Bada which literally means Ocean in Korean is expected to pave the way for Samsung to encourage developers to create specific apps for its app store and the strategy just might work out for Samsung given the fact that it is the largest mobile handset maker in the world, based on number of units sold.

Expressing satisfaction at the launch of the mobile platform, Dr Hosoo Lee, vice president with Samsung in a statement mentioned "Bada will be Samsung's landmark, iconic new platform that brings an unprecedented opportunity for operators, developers and Samsung mobile phone users around the world.”

Incidentally the growing smartphone market and huge number of apps that Apple has managed to sell through its app store has become a strong motivator for companies to look at the possibility of bringing in their specific mobile operating systems.

However some analysts believe that while Samsung may sound optimistic about the chances of its mobile operating system, it will find it difficult to make a significant mark in the market owing to the plethora of mobile operating systems that are prevalent today including the likes of Symbian, Android and Windows Mobile to name a few.

Désiré has been musing and writing about technology during a career spanning four decades. He dabbled in website building and web hosting when DHTML and frames were en vogue and started writing about the impact of technology on society just before the start of the Y2K hysteria at the turn of the last millennium. Following an eight-year stint at where he discovered the joys of global tech-fests, Désiré now heads up TechRadar Pro. Previously he was a freelance technology journalist at Incisive Media, Breakthrough Publishing and Vnunet, and Business Magazine.
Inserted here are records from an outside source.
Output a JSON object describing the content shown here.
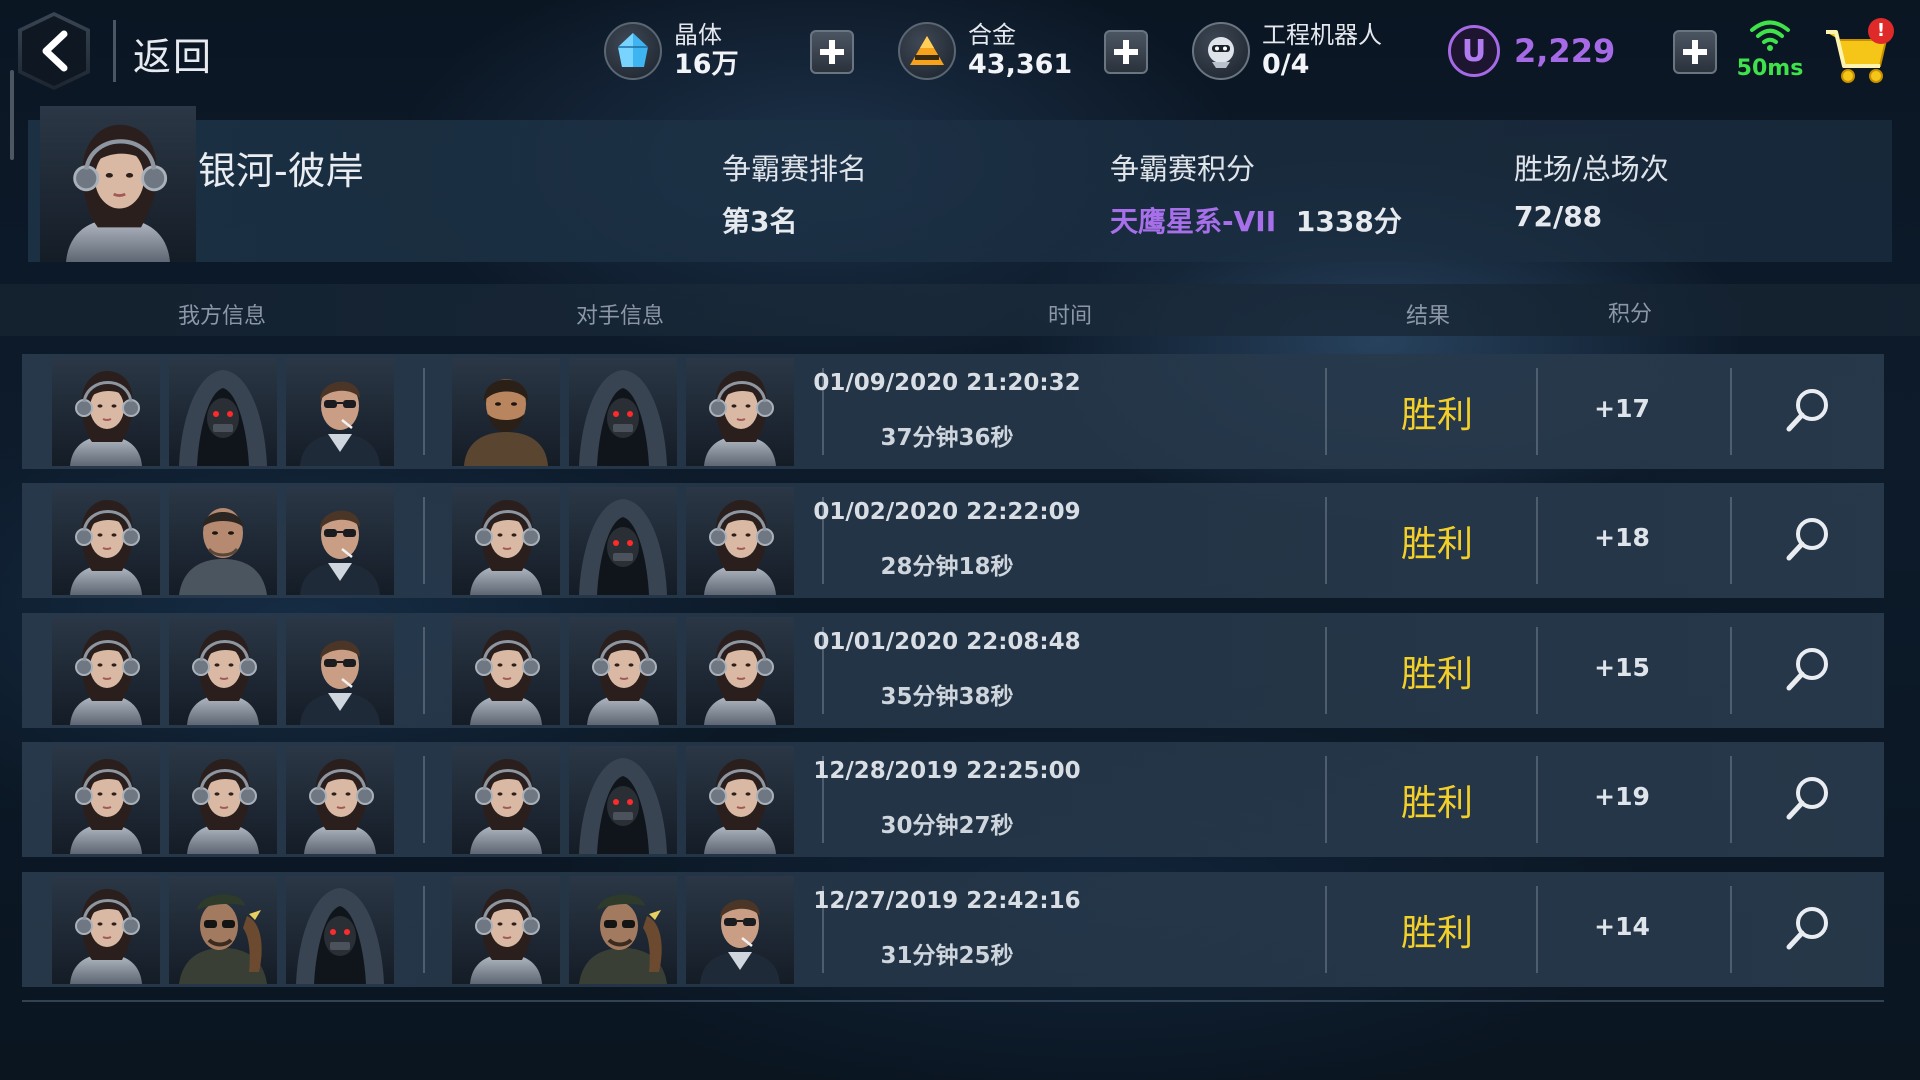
{
  "header": {
    "back_label": "返回",
    "crystal": {
      "label": "晶体",
      "value": "16万"
    },
    "alloy": {
      "label": "合金",
      "value": "43,361"
    },
    "robot": {
      "label": "工程机器人",
      "value": "0/4"
    },
    "ucoin": {
      "symbol": "U",
      "value": "2,229"
    },
    "ping": "50ms",
    "cart_badge": "!"
  },
  "profile": {
    "name": "银河-彼岸",
    "rank_label": "争霸赛排名",
    "rank_value": "第3名",
    "points_label": "争霸赛积分",
    "points_tier": "天鹰星系-VII",
    "points_value": "1338分",
    "record_label": "胜场/总场次",
    "record_value": "72/88"
  },
  "table": {
    "headers": {
      "mine": "我方信息",
      "opponent": "对手信息",
      "time": "时间",
      "result": "结果",
      "score": "积分"
    },
    "rows": [
      {
        "mine": [
          "girl",
          "hood",
          "glasses"
        ],
        "opp": [
          "bearded",
          "hood",
          "girl"
        ],
        "date": "01/09/2020 21:20:32",
        "duration": "37分钟36秒",
        "result": "胜利",
        "score": "+17"
      },
      {
        "mine": [
          "girl",
          "soldier",
          "glasses"
        ],
        "opp": [
          "girl",
          "hood",
          "girl"
        ],
        "date": "01/02/2020 22:22:09",
        "duration": "28分钟18秒",
        "result": "胜利",
        "score": "+18"
      },
      {
        "mine": [
          "girl",
          "girl",
          "glasses"
        ],
        "opp": [
          "girl",
          "girl",
          "girl"
        ],
        "date": "01/01/2020 22:08:48",
        "duration": "35分钟38秒",
        "result": "胜利",
        "score": "+15"
      },
      {
        "mine": [
          "girl",
          "girl",
          "girl"
        ],
        "opp": [
          "girl",
          "hood",
          "girl"
        ],
        "date": "12/28/2019 22:25:00",
        "duration": "30分钟27秒",
        "result": "胜利",
        "score": "+19"
      },
      {
        "mine": [
          "girl",
          "beret",
          "hood"
        ],
        "opp": [
          "girl",
          "beret",
          "glasses"
        ],
        "date": "12/27/2019 22:42:16",
        "duration": "31分钟25秒",
        "result": "胜利",
        "score": "+14"
      }
    ]
  },
  "colors": {
    "win": "#f3cf2a",
    "tier": "#a770ea",
    "ping": "#3fe24a",
    "ucoin": "#a66ae6"
  }
}
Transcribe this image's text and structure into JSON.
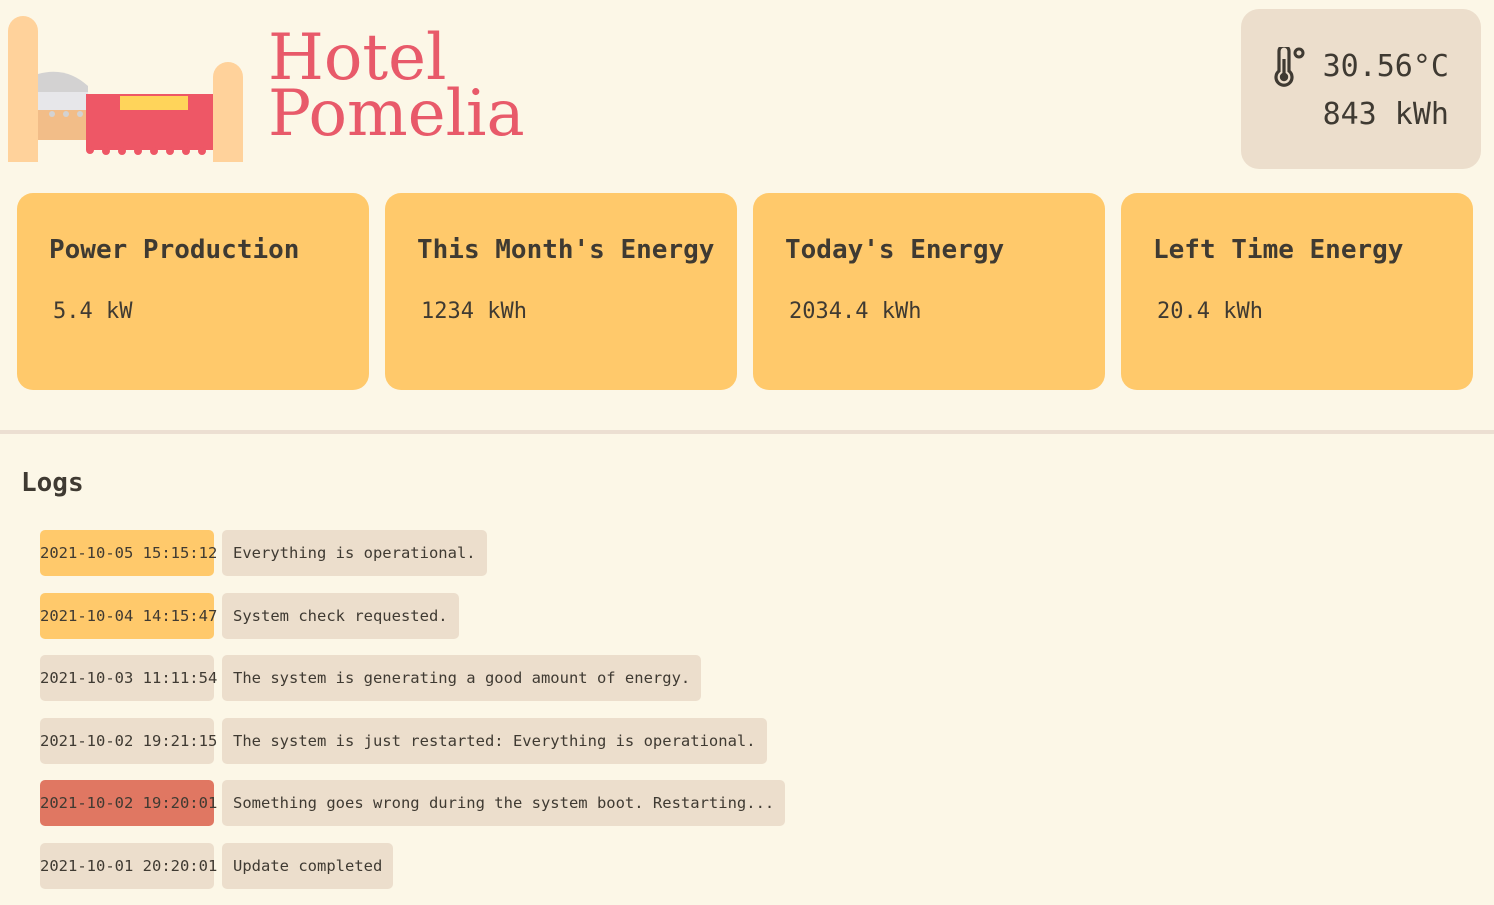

He also launched and hosted the first Tech Radio Show on Radio Plus.